#### [SOURCE INFORMATION]

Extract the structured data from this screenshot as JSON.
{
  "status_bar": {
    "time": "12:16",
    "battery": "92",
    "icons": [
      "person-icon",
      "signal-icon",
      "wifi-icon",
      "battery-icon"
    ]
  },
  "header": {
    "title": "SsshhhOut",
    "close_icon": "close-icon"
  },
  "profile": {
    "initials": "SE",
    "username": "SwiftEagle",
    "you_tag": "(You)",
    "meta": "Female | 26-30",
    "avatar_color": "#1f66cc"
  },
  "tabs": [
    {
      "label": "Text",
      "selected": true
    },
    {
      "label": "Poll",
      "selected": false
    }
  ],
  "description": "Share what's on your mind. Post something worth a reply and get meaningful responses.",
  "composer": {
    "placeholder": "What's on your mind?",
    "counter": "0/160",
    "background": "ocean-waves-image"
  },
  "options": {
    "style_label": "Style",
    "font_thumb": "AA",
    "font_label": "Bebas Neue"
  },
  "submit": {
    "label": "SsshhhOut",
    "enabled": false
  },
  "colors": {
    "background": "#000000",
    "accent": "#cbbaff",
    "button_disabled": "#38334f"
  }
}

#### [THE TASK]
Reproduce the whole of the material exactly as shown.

#### [RESPONSE BOX]
Extract the structured data from this screenshot as JSON.
{
  "status_bar": {
    "time": "12:16",
    "battery": "92",
    "icons": [
      "person-icon",
      "signal-icon",
      "wifi-icon",
      "battery-icon"
    ]
  },
  "header": {
    "title": "SsshhhOut",
    "close_icon": "close-icon"
  },
  "profile": {
    "initials": "SE",
    "username": "SwiftEagle",
    "you_tag": "(You)",
    "meta": "Female | 26-30",
    "avatar_color": "#1f66cc"
  },
  "tabs": [
    {
      "label": "Text",
      "selected": true
    },
    {
      "label": "Poll",
      "selected": false
    }
  ],
  "description": "Share what's on your mind. Post something worth a reply and get meaningful responses.",
  "composer": {
    "placeholder": "What's on your mind?",
    "counter": "0/160",
    "background": "ocean-waves-image"
  },
  "options": {
    "style_label": "Style",
    "font_thumb": "AA",
    "font_label": "Bebas Neue"
  },
  "submit": {
    "label": "SsshhhOut",
    "enabled": false
  },
  "colors": {
    "background": "#000000",
    "accent": "#cbbaff",
    "button_disabled": "#38334f"
  }
}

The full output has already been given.